Clearly, the ground has not, to my knowledge, swallowed up a church building which has done a 50/50 raffle, hosted a casino night, or done something else that could be considered gambling as a fundraiser. We should probably ask ourselves what message our actions send when giving involves trying to win a game which we say is not being a good steward of money in other contexts. One could argue that it’s a selfless act to win a game and then say, “No, you keep the money!” That’s true, that is a selfless act, but maybe the question could be, “Why does that system need to be in place for the giving to happen…and in such a way that everyone gets to witness how selfless we are to give back the money that we won?”
This is not being written as a scathing critique of 50/50’s and so on, or those who participate in them (or have in the past). I have participated in a 50/50 before or heads/tails to help a cause. The question came to my mind at the time, “Is this really a good way to do all of this?” But the question posed to me definitely made me sit back and ponder it a little deeper. The people I have known who do them are doing them to give money and have fun. However, the question remains, “Why do we need to do them rather than simply giving because there is a need?” We can have fun together as Christians without money being the centerpiece, and we can give money without being under compulsion or having our arm twisted. Plus, we should always heed Jesus’ words in Matthew 6,
“Beware of practicing your righteousness before other people in order to be seen by them, for then you will have no reward from your Father who is in heaven.
2 “Thus, when you give to the needy, sound no trumpet before you, as the hypocrites do in the synagogues and in the streets, that they may be praised by others. Truly, I say to you, they have received their reward. 3 But when you give to the needy, do not let your left hand know what your right hand is doing, 4 so that your giving may be in secret. And your Father who sees in secret will reward you.”
So the idea of a 50/50 may start with a conversation about gambling but ultimately the conversation shifts direction towards why we’re doing it in the first place, the impression it gives, and how we’re called to live as Christians as stewards of the money and other gifts God gives to us. The church is called to give money rather than to make money. We give freely and apart from the praise of the world. Can people gamble as a church fundraiser? Sure, people have done it, still do it, and will do so into the future. This will happen because, like so many other practices that creep into churches, the church sees a best practice in the world and pulls it into our practice without necessarily thinking of the repercussions of the actions and whether what the secular world is doing is what the church ought to be doing. The state knows that gambling is a great way to get money, and they get billions each year. It may raise a lot of money for the church as well, but is it the right thing to do based on what we see in Scripture and how we understand our roles as stewards and people who give freely by the grace of God based on the forgiveness and grace we receive from Jesus Christ?

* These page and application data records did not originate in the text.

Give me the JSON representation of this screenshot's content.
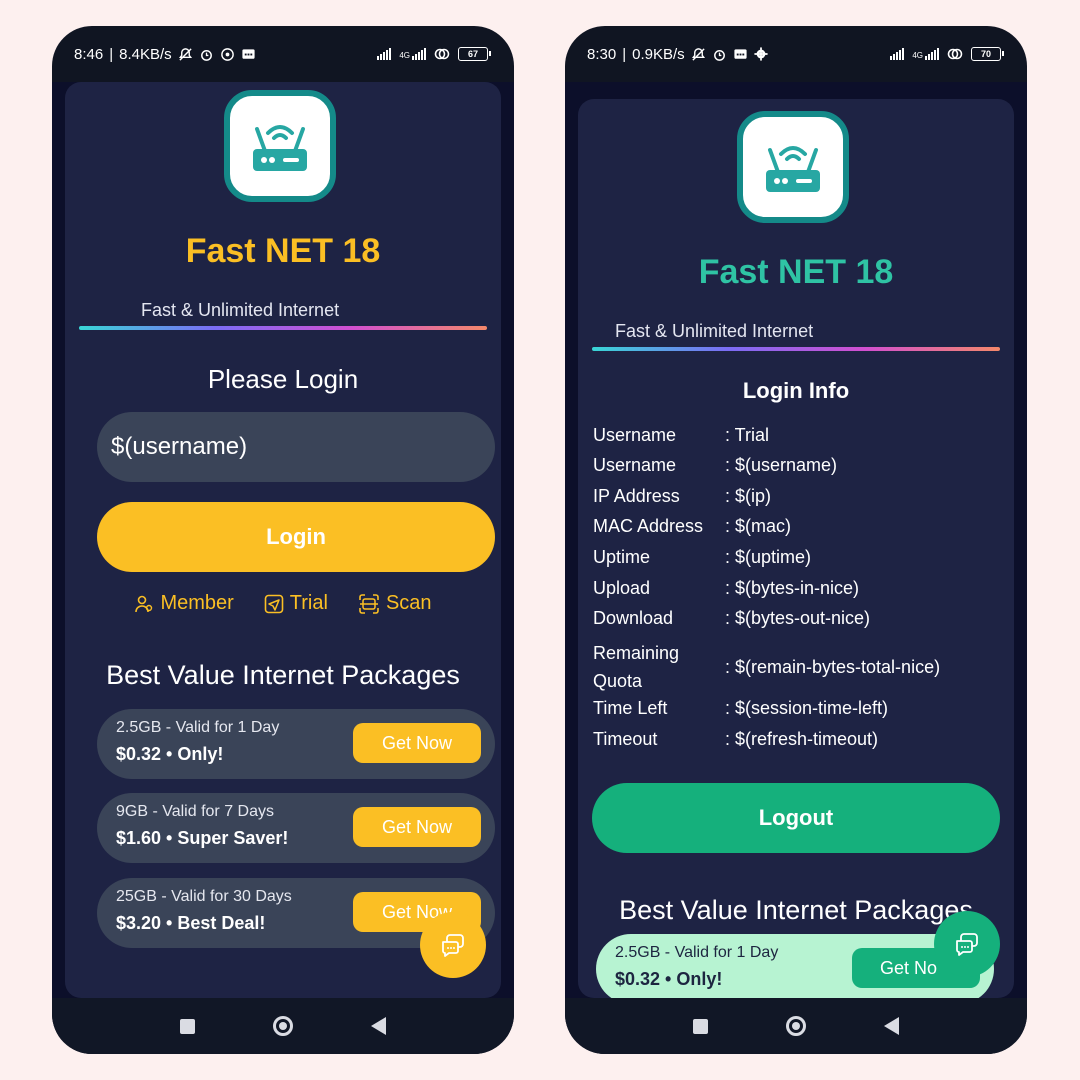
{
  "left": {
    "status": {
      "time": "8:46",
      "speed": "8.4KB/s",
      "network": "4G",
      "battery": "67"
    },
    "app_title": "Fast NET 18",
    "tagline": "Fast & Unlimited Internet",
    "heading": "Please Login",
    "username_value": "$(username)",
    "login_label": "Login",
    "links": {
      "member": "Member",
      "trial": "Trial",
      "scan": "Scan"
    },
    "packages_heading": "Best Value Internet Packages",
    "packages": [
      {
        "title": "2.5GB - Valid for 1 Day",
        "price": "$0.32 • Only!",
        "button": "Get Now"
      },
      {
        "title": "9GB - Valid for 7 Days",
        "price": "$1.60 • Super Saver!",
        "button": "Get Now"
      },
      {
        "title": "25GB - Valid for 30 Days",
        "price": "$3.20 • Best Deal!",
        "button": "Get Now"
      }
    ],
    "accent_color": "#fbbf24"
  },
  "right": {
    "status": {
      "time": "8:30",
      "speed": "0.9KB/s",
      "network": "4G",
      "battery": "70"
    },
    "app_title": "Fast NET 18",
    "tagline": "Fast & Unlimited Internet",
    "heading": "Login Info",
    "info": [
      {
        "label": "Username",
        "value": ": Trial"
      },
      {
        "label": "Username",
        "value": ": $(username)"
      },
      {
        "label": "IP Address",
        "value": ": $(ip)"
      },
      {
        "label": "MAC Address",
        "value": ": $(mac)"
      },
      {
        "label": "Uptime",
        "value": ": $(uptime)"
      },
      {
        "label": "Upload",
        "value": ": $(bytes-in-nice)"
      },
      {
        "label": "Download",
        "value": ": $(bytes-out-nice)"
      },
      {
        "label": "Remaining Quota",
        "value": ": $(remain-bytes-total-nice)"
      },
      {
        "label": "Time Left",
        "value": ": $(session-time-left)"
      },
      {
        "label": "Timeout",
        "value": ": $(refresh-timeout)"
      }
    ],
    "logout_label": "Logout",
    "packages_heading": "Best Value Internet Packages",
    "packages": [
      {
        "title": "2.5GB - Valid for 1 Day",
        "price": "$0.32 • Only!",
        "button": "Get No"
      }
    ],
    "accent_color": "#15b07c"
  }
}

If you have any questions or want to chat more on this topic, give me a call or send me an email. In the meantime. Have a great day and God bless!